- **Data extracts**:

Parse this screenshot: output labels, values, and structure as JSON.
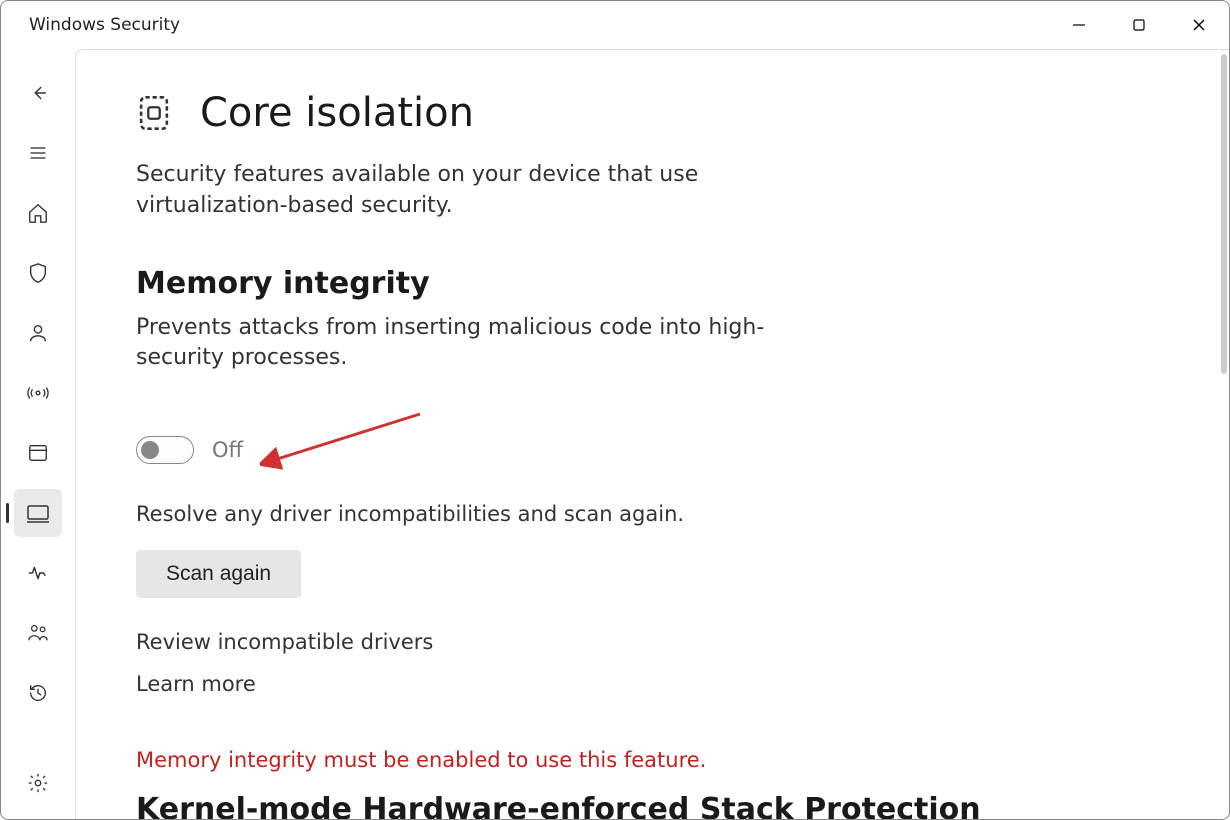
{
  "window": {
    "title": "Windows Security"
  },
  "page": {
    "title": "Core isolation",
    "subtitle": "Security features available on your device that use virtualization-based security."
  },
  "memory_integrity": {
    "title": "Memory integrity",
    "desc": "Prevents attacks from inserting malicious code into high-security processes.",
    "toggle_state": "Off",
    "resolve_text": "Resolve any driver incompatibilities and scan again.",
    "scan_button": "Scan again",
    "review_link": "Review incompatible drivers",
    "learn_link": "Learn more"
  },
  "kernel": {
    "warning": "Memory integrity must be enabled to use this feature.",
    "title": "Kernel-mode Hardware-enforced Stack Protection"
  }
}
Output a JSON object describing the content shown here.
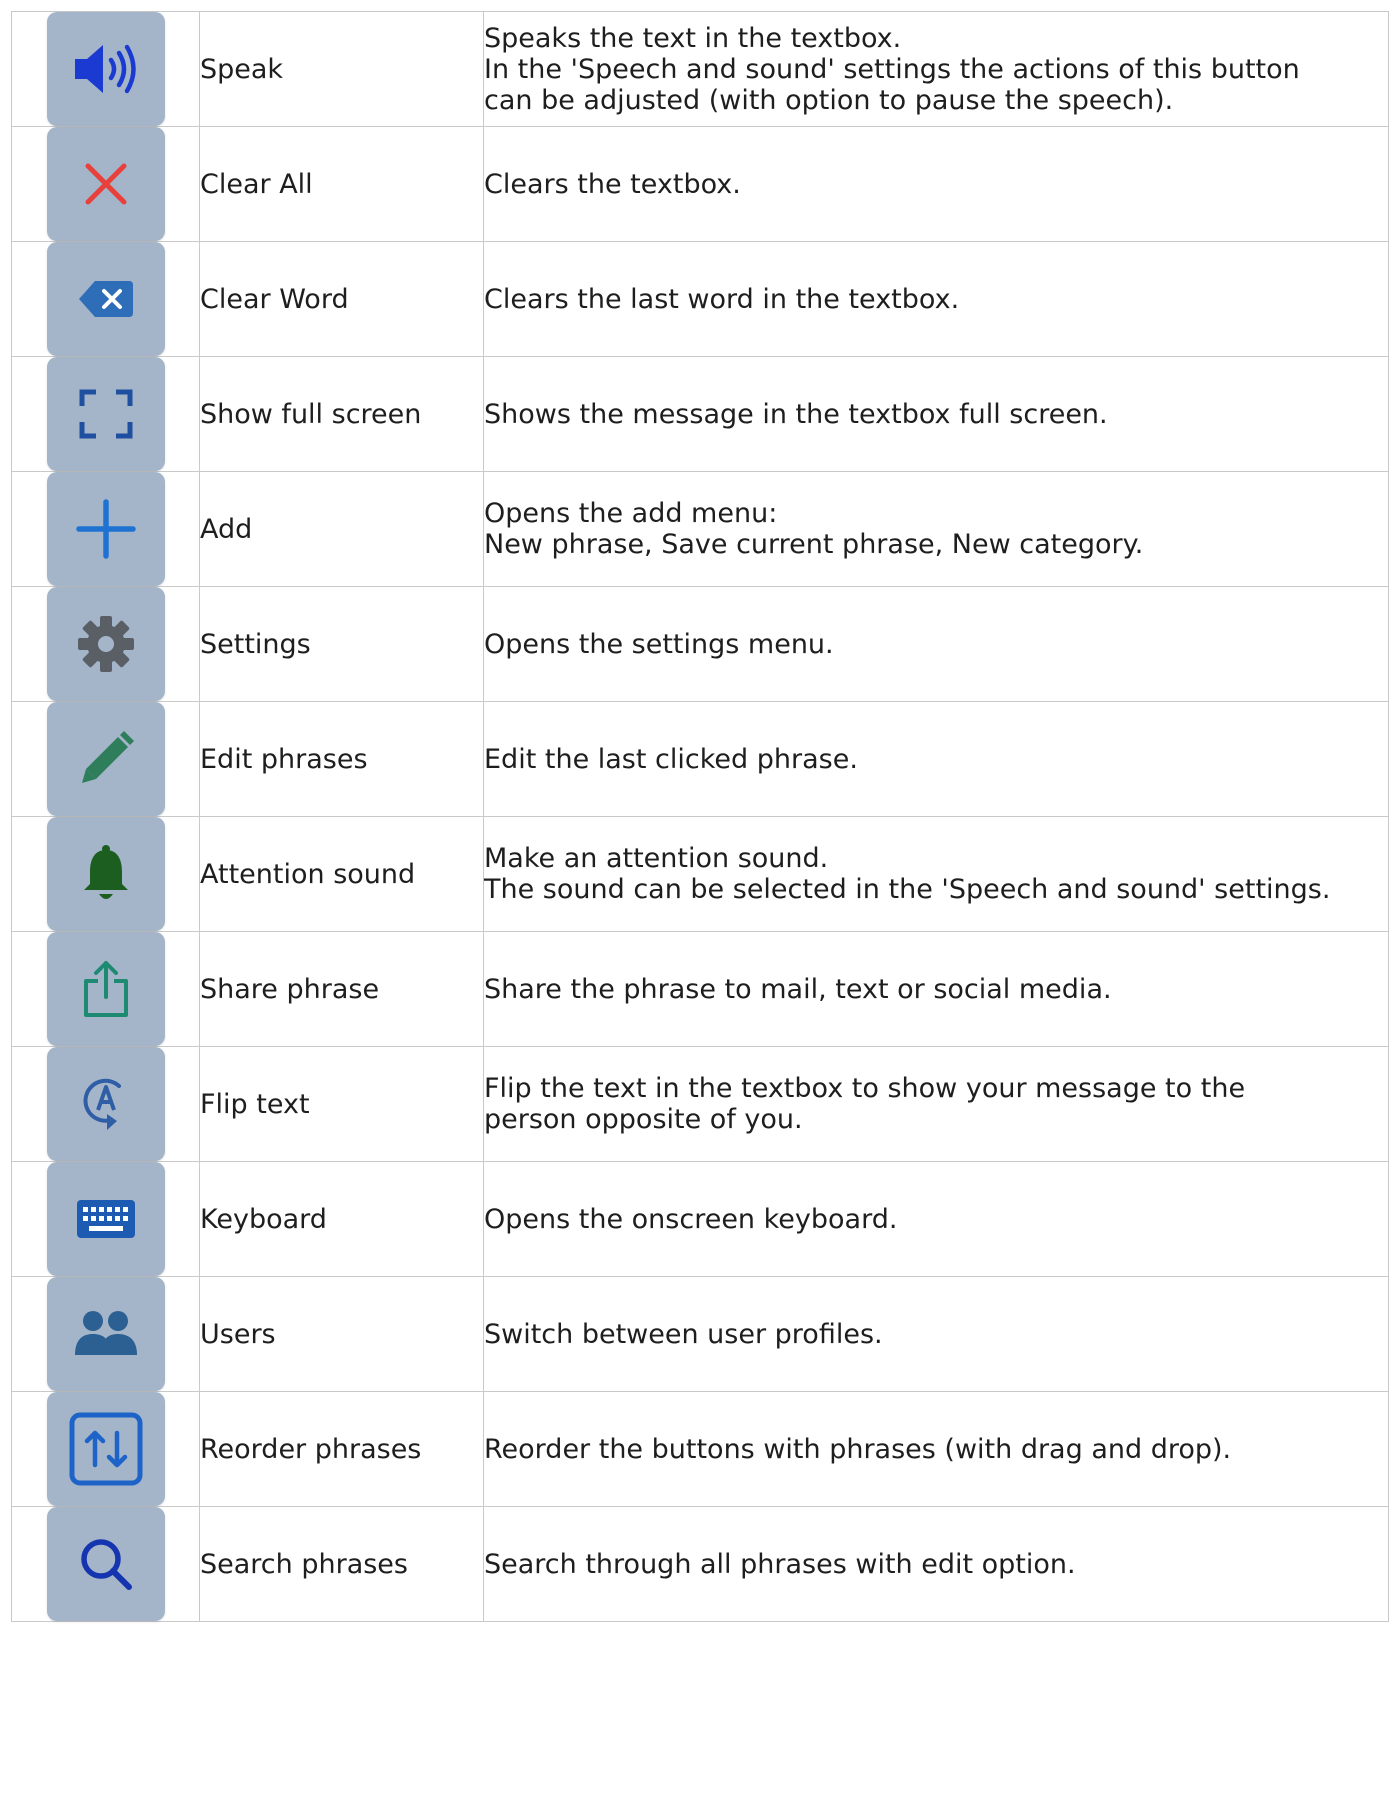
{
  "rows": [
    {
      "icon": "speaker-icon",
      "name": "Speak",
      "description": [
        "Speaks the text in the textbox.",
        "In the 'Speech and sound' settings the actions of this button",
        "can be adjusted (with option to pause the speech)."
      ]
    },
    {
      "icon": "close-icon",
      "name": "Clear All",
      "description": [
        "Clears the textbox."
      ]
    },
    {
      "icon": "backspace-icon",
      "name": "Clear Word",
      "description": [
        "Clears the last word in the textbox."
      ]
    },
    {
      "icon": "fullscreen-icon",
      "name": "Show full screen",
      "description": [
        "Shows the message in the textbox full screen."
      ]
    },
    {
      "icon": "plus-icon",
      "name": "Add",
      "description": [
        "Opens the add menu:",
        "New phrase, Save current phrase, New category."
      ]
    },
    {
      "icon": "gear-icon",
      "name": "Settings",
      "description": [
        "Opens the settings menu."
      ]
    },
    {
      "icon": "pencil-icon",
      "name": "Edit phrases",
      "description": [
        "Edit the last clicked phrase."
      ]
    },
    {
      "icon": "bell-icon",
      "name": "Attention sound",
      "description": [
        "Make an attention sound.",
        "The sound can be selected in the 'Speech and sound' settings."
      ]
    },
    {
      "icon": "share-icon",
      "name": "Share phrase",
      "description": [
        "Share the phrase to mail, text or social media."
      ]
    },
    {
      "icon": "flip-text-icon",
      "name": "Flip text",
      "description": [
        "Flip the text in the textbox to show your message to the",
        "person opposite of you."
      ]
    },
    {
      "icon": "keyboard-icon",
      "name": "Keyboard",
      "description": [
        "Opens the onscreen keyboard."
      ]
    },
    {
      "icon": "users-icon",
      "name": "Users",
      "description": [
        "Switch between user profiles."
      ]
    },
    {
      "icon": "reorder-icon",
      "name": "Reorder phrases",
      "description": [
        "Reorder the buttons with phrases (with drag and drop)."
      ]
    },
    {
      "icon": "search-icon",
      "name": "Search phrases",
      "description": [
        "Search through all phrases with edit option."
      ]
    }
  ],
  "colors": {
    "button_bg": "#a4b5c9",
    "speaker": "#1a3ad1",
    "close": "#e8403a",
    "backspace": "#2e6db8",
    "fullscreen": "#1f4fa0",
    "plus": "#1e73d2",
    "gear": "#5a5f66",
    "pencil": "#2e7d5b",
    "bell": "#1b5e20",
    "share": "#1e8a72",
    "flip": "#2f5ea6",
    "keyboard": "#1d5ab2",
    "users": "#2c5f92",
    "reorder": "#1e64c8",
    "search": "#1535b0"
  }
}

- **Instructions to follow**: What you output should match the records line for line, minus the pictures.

- **Solved exercise**:
Parse this screenshot: output labels, values, and structure as JSON.
{
  "window": {
    "title": "Windows Security"
  },
  "page": {
    "title": "Core isolation",
    "subtitle": "Security features available on your device that use virtualization-based security."
  },
  "memory_integrity": {
    "title": "Memory integrity",
    "desc": "Prevents attacks from inserting malicious code into high-security processes.",
    "toggle_state": "Off",
    "resolve_text": "Resolve any driver incompatibilities and scan again.",
    "scan_button": "Scan again",
    "review_link": "Review incompatible drivers",
    "learn_link": "Learn more"
  },
  "kernel": {
    "warning": "Memory integrity must be enabled to use this feature.",
    "title": "Kernel-mode Hardware-enforced Stack Protection"
  }
}
Output a JSON object describing the content shown here.
{
  "rows": [
    {
      "icon": "speaker-icon",
      "name": "Speak",
      "description": [
        "Speaks the text in the textbox.",
        "In the 'Speech and sound' settings the actions of this button",
        "can be adjusted (with option to pause the speech)."
      ]
    },
    {
      "icon": "close-icon",
      "name": "Clear All",
      "description": [
        "Clears the textbox."
      ]
    },
    {
      "icon": "backspace-icon",
      "name": "Clear Word",
      "description": [
        "Clears the last word in the textbox."
      ]
    },
    {
      "icon": "fullscreen-icon",
      "name": "Show full screen",
      "description": [
        "Shows the message in the textbox full screen."
      ]
    },
    {
      "icon": "plus-icon",
      "name": "Add",
      "description": [
        "Opens the add menu:",
        "New phrase, Save current phrase, New category."
      ]
    },
    {
      "icon": "gear-icon",
      "name": "Settings",
      "description": [
        "Opens the settings menu."
      ]
    },
    {
      "icon": "pencil-icon",
      "name": "Edit phrases",
      "description": [
        "Edit the last clicked phrase."
      ]
    },
    {
      "icon": "bell-icon",
      "name": "Attention sound",
      "description": [
        "Make an attention sound.",
        "The sound can be selected in the 'Speech and sound' settings."
      ]
    },
    {
      "icon": "share-icon",
      "name": "Share phrase",
      "description": [
        "Share the phrase to mail, text or social media."
      ]
    },
    {
      "icon": "flip-text-icon",
      "name": "Flip text",
      "description": [
        "Flip the text in the textbox to show your message to the",
        "person opposite of you."
      ]
    },
    {
      "icon": "keyboard-icon",
      "name": "Keyboard",
      "description": [
        "Opens the onscreen keyboard."
      ]
    },
    {
      "icon": "users-icon",
      "name": "Users",
      "description": [
        "Switch between user profiles."
      ]
    },
    {
      "icon": "reorder-icon",
      "name": "Reorder phrases",
      "description": [
        "Reorder the buttons with phrases (with drag and drop)."
      ]
    },
    {
      "icon": "search-icon",
      "name": "Search phrases",
      "description": [
        "Search through all phrases with edit option."
      ]
    }
  ],
  "colors": {
    "button_bg": "#a4b5c9",
    "speaker": "#1a3ad1",
    "close": "#e8403a",
    "backspace": "#2e6db8",
    "fullscreen": "#1f4fa0",
    "plus": "#1e73d2",
    "gear": "#5a5f66",
    "pencil": "#2e7d5b",
    "bell": "#1b5e20",
    "share": "#1e8a72",
    "flip": "#2f5ea6",
    "keyboard": "#1d5ab2",
    "users": "#2c5f92",
    "reorder": "#1e64c8",
    "search": "#1535b0"
  }
}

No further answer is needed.